MP’s are there to represent the will of the people, right? Well, I’ve just finished reading the excellent latest volume of Chris Mullin’s diaries based on the years 1994-1999 (they 3 volumes have been published out of sequence) and I was struck by an entry on Monday 25 January 1999:

‘At ten o’clock there was a free vote on equalising the age of consent for heterosexuals and homosexuals. I voted in favour, which will go down badly with most of my constituents’
Mullin was the MP for Sunderland South between 1987 and 2010 and although he was to eventually make the ministerial ranks, he really made his name as a justice campaigner to free the Birmingham six.

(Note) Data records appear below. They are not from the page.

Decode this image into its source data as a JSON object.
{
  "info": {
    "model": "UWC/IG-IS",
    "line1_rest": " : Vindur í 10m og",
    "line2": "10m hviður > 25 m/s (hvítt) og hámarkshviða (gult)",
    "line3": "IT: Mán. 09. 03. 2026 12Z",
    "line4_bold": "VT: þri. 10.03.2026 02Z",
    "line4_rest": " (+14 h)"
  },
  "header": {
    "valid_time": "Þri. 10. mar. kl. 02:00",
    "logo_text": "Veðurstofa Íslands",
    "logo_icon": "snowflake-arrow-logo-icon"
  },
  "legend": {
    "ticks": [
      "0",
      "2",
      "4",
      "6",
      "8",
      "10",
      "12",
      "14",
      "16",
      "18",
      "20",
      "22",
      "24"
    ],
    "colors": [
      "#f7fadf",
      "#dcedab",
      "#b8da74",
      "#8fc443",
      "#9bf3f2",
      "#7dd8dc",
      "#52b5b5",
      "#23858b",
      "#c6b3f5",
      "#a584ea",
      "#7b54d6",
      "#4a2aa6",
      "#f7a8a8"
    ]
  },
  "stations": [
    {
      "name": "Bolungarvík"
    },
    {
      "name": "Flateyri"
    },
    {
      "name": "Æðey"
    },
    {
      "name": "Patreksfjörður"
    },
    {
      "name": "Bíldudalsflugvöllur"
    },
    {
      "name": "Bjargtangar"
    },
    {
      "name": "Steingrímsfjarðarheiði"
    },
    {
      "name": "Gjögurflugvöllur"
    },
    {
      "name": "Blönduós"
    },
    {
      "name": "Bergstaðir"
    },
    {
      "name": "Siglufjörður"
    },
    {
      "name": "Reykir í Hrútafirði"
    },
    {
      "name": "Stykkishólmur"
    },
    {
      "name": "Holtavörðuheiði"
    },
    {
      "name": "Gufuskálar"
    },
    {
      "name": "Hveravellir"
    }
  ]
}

He is a happily married man with three kids and often regarded as something of a left winger.
Whilst the New Labour history has been written as being a government and party generous in the reform of gay rights, Mullin’s dairies reveal that the left wing MP’s did not represent their left wing heartlands. Whilst gay rights has often been cast as a left/right issue, it forgets the working class left-wing (‘old Labour’) voters who are actually quite homophobic. Mullin makes a calculation that his constituents in working class Sunderland South would not want their MP to vote for this early gay rights measure -but he did anyway. This raises questions about class and whether MP’s do and should represent their constituents. If – as Owen Jones – has recently argued, the Labour Party had better represented the views of their constituents, rather than the views of the middle classes and metropolitan elite, they would surely have voted against this measure. I’m doubt that Jones would have wanted that end result, but this diary entry is reminder that truly pioneering reform often comes from ignoring the people. For a democrat, that’s an uncomfortable truth to accept.
Despite Mullin’s efforts (the Bill was passed with a majority of 207 votes), the House of Lords fought the Bill and it was not until the passing of the Sexual Offences (Amendment) Act in 2000 that the age of consent was equalised.